THE TASK - Whenever the string "submitted" appears in a line below, please copy the line out.

START MATERIAL FOR THIS TASK

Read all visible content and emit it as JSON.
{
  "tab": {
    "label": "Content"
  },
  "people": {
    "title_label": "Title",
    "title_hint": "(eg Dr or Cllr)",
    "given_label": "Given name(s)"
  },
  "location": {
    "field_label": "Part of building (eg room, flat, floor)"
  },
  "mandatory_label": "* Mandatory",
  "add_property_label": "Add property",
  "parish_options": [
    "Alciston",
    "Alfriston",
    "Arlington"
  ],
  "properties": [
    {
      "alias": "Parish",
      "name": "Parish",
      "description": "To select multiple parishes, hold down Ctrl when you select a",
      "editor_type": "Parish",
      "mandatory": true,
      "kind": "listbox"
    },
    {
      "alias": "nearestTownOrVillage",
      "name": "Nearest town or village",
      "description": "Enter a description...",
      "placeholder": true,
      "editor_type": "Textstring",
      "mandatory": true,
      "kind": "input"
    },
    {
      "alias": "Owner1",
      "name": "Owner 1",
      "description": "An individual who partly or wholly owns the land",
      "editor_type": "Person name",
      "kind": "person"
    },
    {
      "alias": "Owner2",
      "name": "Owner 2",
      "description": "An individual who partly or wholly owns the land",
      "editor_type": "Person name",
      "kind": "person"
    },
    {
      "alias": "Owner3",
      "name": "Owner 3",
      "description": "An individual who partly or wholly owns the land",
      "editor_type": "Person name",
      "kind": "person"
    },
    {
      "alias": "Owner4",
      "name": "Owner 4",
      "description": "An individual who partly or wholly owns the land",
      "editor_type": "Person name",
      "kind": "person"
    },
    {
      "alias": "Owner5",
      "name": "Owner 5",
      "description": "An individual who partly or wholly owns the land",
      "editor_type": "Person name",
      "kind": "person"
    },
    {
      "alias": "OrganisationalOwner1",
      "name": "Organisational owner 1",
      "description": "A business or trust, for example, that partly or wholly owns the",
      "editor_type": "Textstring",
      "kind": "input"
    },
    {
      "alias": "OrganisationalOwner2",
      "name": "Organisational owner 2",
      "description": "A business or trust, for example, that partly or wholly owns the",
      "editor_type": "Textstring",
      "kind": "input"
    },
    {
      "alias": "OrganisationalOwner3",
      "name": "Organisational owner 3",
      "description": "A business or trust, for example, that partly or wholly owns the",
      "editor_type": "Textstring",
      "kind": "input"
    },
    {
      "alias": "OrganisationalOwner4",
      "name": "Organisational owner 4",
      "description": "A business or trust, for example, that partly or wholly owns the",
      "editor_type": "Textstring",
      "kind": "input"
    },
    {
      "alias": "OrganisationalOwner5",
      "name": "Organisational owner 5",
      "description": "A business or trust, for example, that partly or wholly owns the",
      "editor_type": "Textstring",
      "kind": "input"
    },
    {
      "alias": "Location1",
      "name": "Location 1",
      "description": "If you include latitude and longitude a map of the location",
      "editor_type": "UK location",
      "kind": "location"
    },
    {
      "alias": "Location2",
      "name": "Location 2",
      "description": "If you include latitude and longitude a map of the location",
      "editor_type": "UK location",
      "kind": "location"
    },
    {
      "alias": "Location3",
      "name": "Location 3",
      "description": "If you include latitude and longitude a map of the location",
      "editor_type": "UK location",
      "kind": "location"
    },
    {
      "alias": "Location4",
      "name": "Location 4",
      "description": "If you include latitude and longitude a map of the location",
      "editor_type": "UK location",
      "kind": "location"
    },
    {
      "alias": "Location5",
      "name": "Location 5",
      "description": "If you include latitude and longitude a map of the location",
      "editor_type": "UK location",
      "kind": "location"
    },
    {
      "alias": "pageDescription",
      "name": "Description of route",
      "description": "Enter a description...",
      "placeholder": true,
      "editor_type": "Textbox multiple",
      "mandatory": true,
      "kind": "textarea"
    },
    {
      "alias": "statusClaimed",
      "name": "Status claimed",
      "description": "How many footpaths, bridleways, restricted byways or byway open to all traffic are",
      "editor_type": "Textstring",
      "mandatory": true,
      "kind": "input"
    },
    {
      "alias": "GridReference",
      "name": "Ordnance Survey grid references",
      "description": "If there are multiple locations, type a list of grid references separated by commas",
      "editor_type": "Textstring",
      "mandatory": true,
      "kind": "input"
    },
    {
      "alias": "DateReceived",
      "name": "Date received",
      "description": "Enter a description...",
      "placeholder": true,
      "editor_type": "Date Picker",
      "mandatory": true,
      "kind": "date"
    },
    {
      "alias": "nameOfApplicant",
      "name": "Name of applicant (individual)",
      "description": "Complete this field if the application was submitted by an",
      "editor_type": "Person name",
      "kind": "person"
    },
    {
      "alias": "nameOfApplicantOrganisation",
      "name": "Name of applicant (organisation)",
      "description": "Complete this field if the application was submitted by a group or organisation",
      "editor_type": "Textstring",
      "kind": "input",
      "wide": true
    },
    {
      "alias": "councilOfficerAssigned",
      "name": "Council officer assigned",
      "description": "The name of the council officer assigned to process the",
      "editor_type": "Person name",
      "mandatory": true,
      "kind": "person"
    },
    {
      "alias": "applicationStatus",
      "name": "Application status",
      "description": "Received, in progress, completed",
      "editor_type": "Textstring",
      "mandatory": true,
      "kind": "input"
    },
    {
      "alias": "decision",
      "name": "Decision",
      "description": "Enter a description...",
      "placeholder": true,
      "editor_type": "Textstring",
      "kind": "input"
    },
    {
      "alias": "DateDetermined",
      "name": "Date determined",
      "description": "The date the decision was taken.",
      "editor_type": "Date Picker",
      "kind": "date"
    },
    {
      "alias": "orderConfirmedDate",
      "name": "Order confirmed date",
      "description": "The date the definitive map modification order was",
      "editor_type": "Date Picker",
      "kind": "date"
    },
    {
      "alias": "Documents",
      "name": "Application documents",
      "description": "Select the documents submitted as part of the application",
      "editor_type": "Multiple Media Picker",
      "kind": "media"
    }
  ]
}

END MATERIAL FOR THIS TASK

SOLUTION -
      "description": "Complete this field if the application was submitted by an",
      "description": "Complete this field if the application was submitted by a group or organisation",
      "description": "Select the documents submitted as part of the application",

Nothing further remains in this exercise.